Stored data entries
--------------------
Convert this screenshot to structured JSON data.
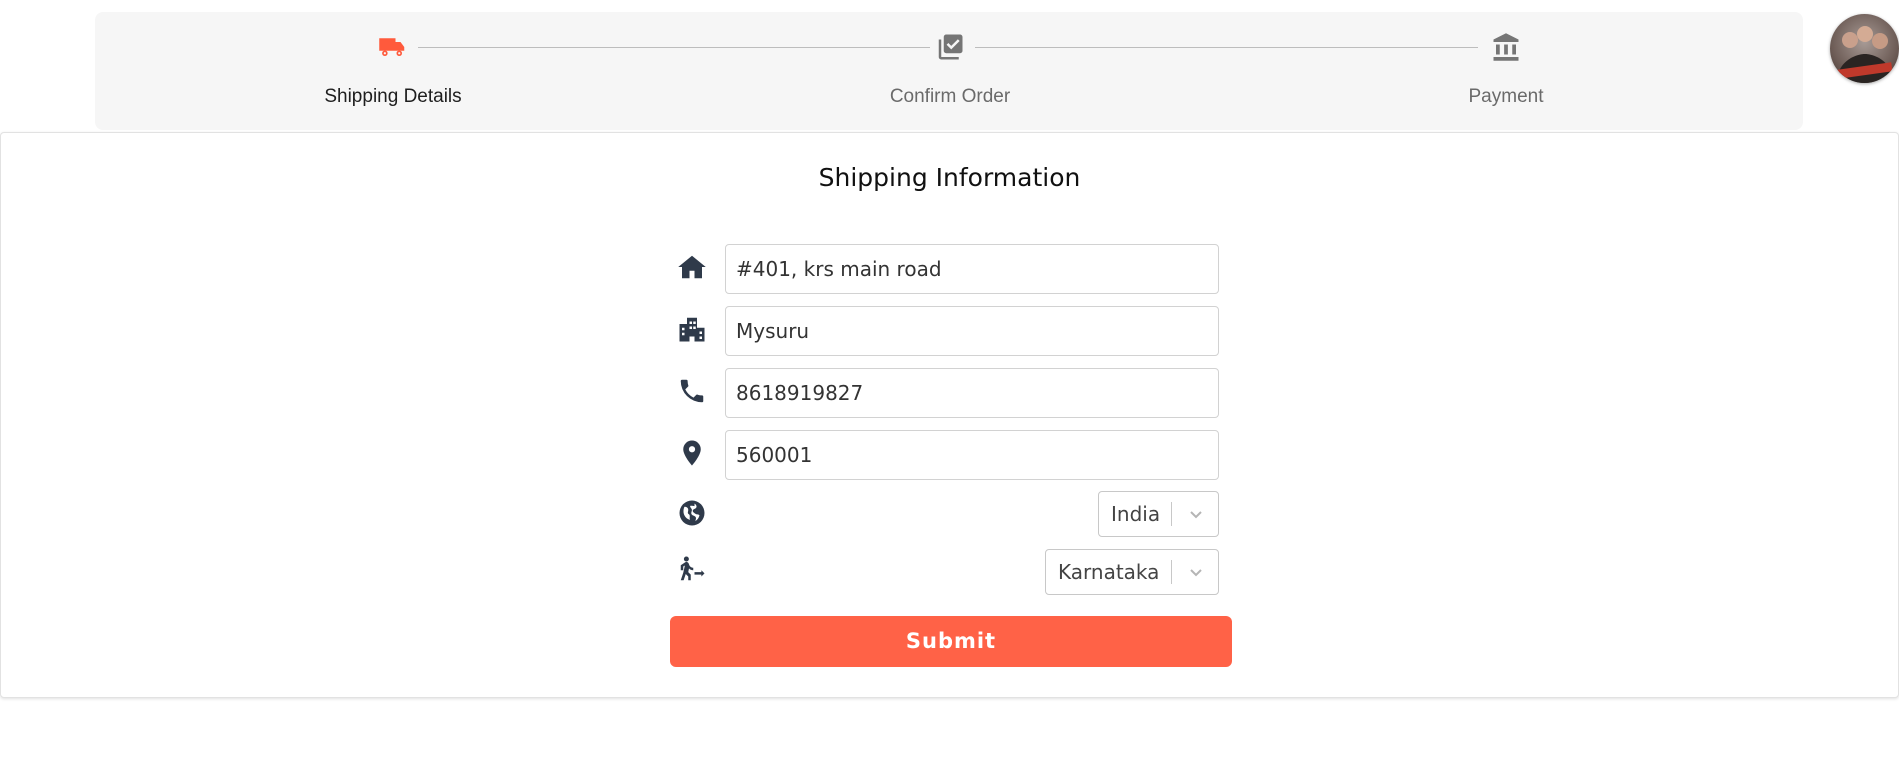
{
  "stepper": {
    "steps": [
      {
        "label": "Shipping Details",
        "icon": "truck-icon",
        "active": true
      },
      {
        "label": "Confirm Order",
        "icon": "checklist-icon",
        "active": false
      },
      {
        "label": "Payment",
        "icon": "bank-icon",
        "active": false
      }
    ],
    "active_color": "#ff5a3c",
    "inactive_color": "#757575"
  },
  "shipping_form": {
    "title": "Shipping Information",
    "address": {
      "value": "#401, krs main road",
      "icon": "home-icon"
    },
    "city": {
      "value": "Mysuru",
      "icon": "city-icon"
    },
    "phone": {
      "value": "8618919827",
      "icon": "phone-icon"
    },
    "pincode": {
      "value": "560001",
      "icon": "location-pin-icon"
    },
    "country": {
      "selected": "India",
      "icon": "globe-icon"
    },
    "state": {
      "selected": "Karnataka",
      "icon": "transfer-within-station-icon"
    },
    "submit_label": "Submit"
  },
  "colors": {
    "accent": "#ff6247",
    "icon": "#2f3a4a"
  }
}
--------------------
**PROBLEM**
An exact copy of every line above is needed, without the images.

**TASK OUTPUT**
Convert this screenshot to structured JSON data.
{
  "stepper": {
    "steps": [
      {
        "label": "Shipping Details",
        "icon": "truck-icon",
        "active": true
      },
      {
        "label": "Confirm Order",
        "icon": "checklist-icon",
        "active": false
      },
      {
        "label": "Payment",
        "icon": "bank-icon",
        "active": false
      }
    ],
    "active_color": "#ff5a3c",
    "inactive_color": "#757575"
  },
  "shipping_form": {
    "title": "Shipping Information",
    "address": {
      "value": "#401, krs main road",
      "icon": "home-icon"
    },
    "city": {
      "value": "Mysuru",
      "icon": "city-icon"
    },
    "phone": {
      "value": "8618919827",
      "icon": "phone-icon"
    },
    "pincode": {
      "value": "560001",
      "icon": "location-pin-icon"
    },
    "country": {
      "selected": "India",
      "icon": "globe-icon"
    },
    "state": {
      "selected": "Karnataka",
      "icon": "transfer-within-station-icon"
    },
    "submit_label": "Submit"
  },
  "colors": {
    "accent": "#ff6247",
    "icon": "#2f3a4a"
  }
}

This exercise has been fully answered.